Lukaku made plenty of runs but wasn’t found; some of the passing into him was poor as well but he also blazed over from point-blank range when he should have scored. His blushes were only spared when the offside flag went up, but even so he should be burying chances like that.
Lukaku’s place in the team is in no danger at all despite his barren run in front of goal for his club and Tuchel admitted he felt his star striker was tired after his exploits of not just this season but playing 70 games for Inter Milan in 2020/21.
“I felt him a bit tired today,” the head coach said.
“Altogether we did a very strong 60 to 75 minutes, including Romelu and Timo. I am not concerned as I felt him a bit tired and then isolated because we were defending as a block too deep.
“Both of them, Timo and Romelu, were too far away to help us and escape the pressure. That was the problem today. But I have no concerns.

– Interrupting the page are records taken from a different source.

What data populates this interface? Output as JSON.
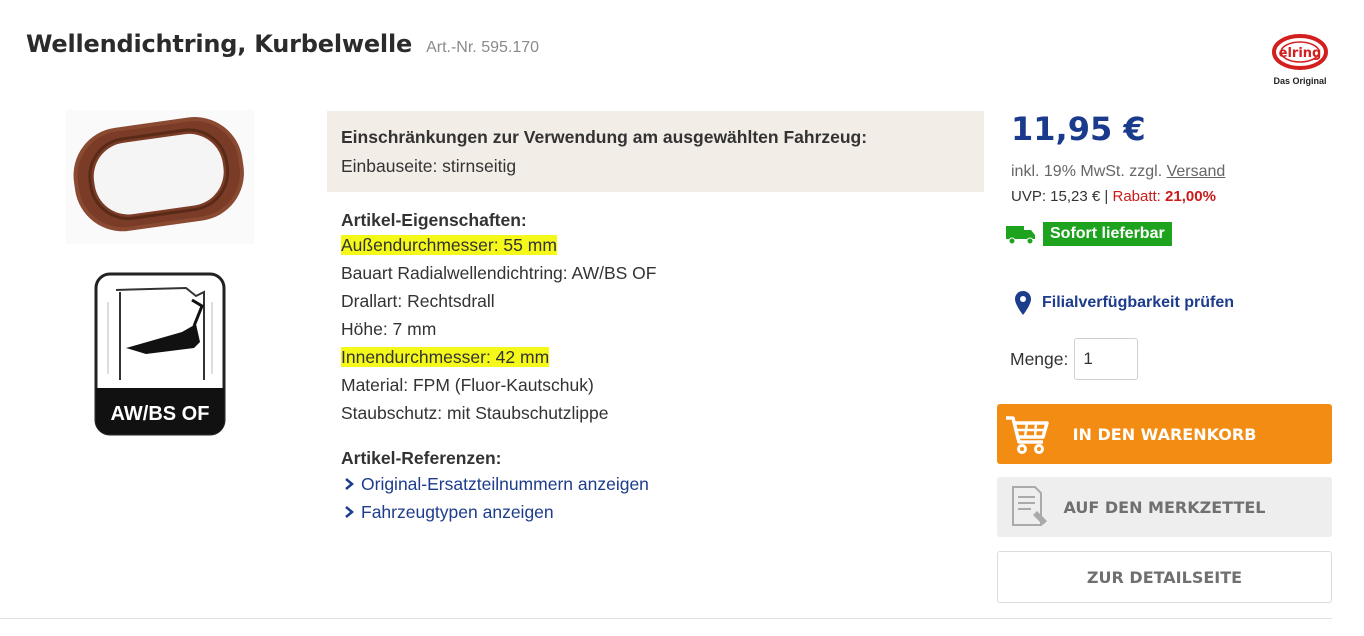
{
  "product": {
    "title": "Wellendichtring, Kurbelwelle",
    "article_number": "Art.-Nr. 595.170",
    "brand_tagline": "Das Original",
    "image_badge": "AW/BS OF"
  },
  "restriction": {
    "title": "Einschränkungen zur Verwendung am ausgewählten Fahrzeug:",
    "text": "Einbauseite: stirnseitig"
  },
  "properties": {
    "heading": "Artikel-Eigenschaften:",
    "items": [
      {
        "text": "Außendurchmesser: 55 mm",
        "highlighted": true
      },
      {
        "text": "Bauart Radialwellendichtring: AW/BS OF",
        "highlighted": false
      },
      {
        "text": "Drallart: Rechtsdrall",
        "highlighted": false
      },
      {
        "text": "Höhe: 7 mm",
        "highlighted": false
      },
      {
        "text": "Innendurchmesser: 42 mm",
        "highlighted": true
      },
      {
        "text": "Material: FPM (Fluor-Kautschuk)",
        "highlighted": false
      },
      {
        "text": "Staubschutz: mit Staubschutzlippe",
        "highlighted": false
      }
    ]
  },
  "references": {
    "heading": "Artikel-Referenzen:",
    "links": [
      {
        "label": "Original-Ersatzteilnummern anzeigen"
      },
      {
        "label": "Fahrzeugtypen anzeigen"
      }
    ]
  },
  "pricing": {
    "price": "11,95 €",
    "tax_prefix": "inkl. 19% MwSt. zzgl.",
    "shipping_link": "Versand",
    "uvp": "UVP: 15,23 €",
    "separator": "|",
    "rabatt_label": "Rabatt:",
    "rabatt_value": "21,00%"
  },
  "availability": {
    "status": "Sofort lieferbar",
    "status_color": "#1ea31e",
    "branch_check": "Filialverfügbarkeit prüfen"
  },
  "quantity": {
    "label": "Menge:",
    "value": "1"
  },
  "buttons": {
    "cart": "IN DEN WARENKORB",
    "memo": "AUF DEN MERKZETTEL",
    "details": "ZUR DETAILSEITE"
  },
  "colors": {
    "accent_orange": "#f28c12",
    "price_blue": "#1a3b8c",
    "link_blue": "#1d3c8c",
    "highlight_yellow": "#f4f91a",
    "discount_red": "#cc1a1a"
  },
  "icons": {
    "logo": "elring-logo",
    "truck": "truck-icon",
    "pin": "location-pin-icon",
    "cart": "shopping-cart-icon",
    "memo": "notepad-pencil-icon",
    "chevron": "chevron-right-icon"
  }
}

“Normally, the best thing is he scores but he is very unselfish at the moment, looking for Timo in good situations, and when we had him in the situation it was a close offside decision.”

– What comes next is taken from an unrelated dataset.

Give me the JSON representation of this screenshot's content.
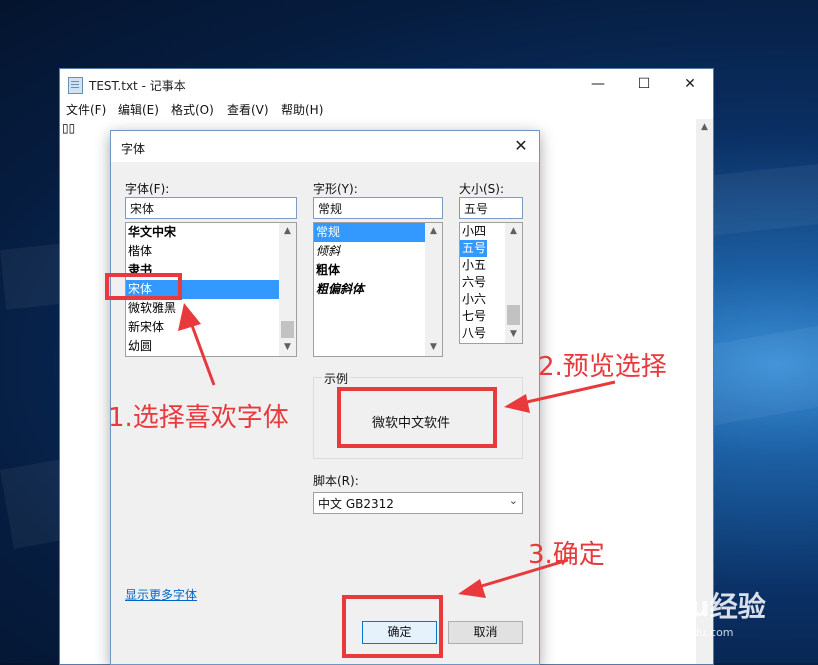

This run of seven matches between the previous and the next international break should give Lukaku plenty of opportunities to rediscover his goalscoring touch with games against Norwich, a double header with Malmo, Newcastle, Southampton in the Carabao Cup and Burnley rounding off the fixtures before he joins up with Belgium again.
Tuchel needs to find how to get the best out of Lukaku. Despite his flying start, he has hit the skids in the last five games. The striker is looking more and more isolated and his tandem with Timo Werner isn’t quite clicking as the head coach will have hoped it would.
He’s tried Lukaku in a front three and in a front two in the last five matches with mixed results. Sometimes it works with Werner, sometimes it doesn’t. Kai Havertz was once again named on the bench while Mason Mount continues to be eased back into action.
Tuchel has said previously that Mount’s partnership with Lukaku is one of the better ones in terms of their understanding and perhaps the next few games will give the head coach a chance to experiment in games that the Blues should be picking up victories in.
Edouard Mendy – best goalkeeper in the world?
It’s not a ridiculous statement at all and when you see how he basically won the game for Chelsea on Saturday night, it’s not hard to see why.
Since Thomas Tuchel arrived in SW6, Mendy has catapulted himself into the conversation as one of the games best in his position after a truly heroic final 11 minutes against Brentford.
Mendy kept out efforts from Toney, Mbeumo, Forss and Christian Norsgaard as a Brentford onslaught yielded yet another shutout for Mendy.
The keeper has now kept 20 clean sheets in 38 games since joining Chelsea from Rennes last summer as part of Frank Lampard’s spending spree. When Gianluigi Donnarumma was rumoured to be leaving AC Milan on a free transfer, there were some calling for the Italian to come to Stamford Bridge and usurp Mendy.
But now? No chance.
As Sky Sports pundit Gary Neville said after Chelsea’s win on Saturday night, having a top-class goalkeeper can make the difference between a top-four finish and a Premier League title shot.
“[Mendy] has made that difference,” the former Manchester United defender said.
“If you think about Kepa part way through last season under Frank, goals were a problem, it was in the middle of his net and he didn’t even dive for it, two metres off the post.
“It’s a lot more difficult to score against Chelsea when they move to a back-five, which Tuchel brought in, but with Mendy in goal.
“You need your goalkeeper to deliver for you at certain points in the season, the three or four he’s saved have been vital.”
Only Petr Cech (26 games) took less starts to get to 20 clean sheets than Mendy’s 38 and that was when he was in between the sticks at Stamford Bridge. It was Cech who pushed and masterminded the move for Mendy from Rennes when it was clear that Kepa Arrizabalaga was not going to remain the Blues number one.
Chelsea’s technical and performance advisor has pulled off a worldie with Mendy, much like the keeper did himself at the Brentford Community Stadium.
Source by Football London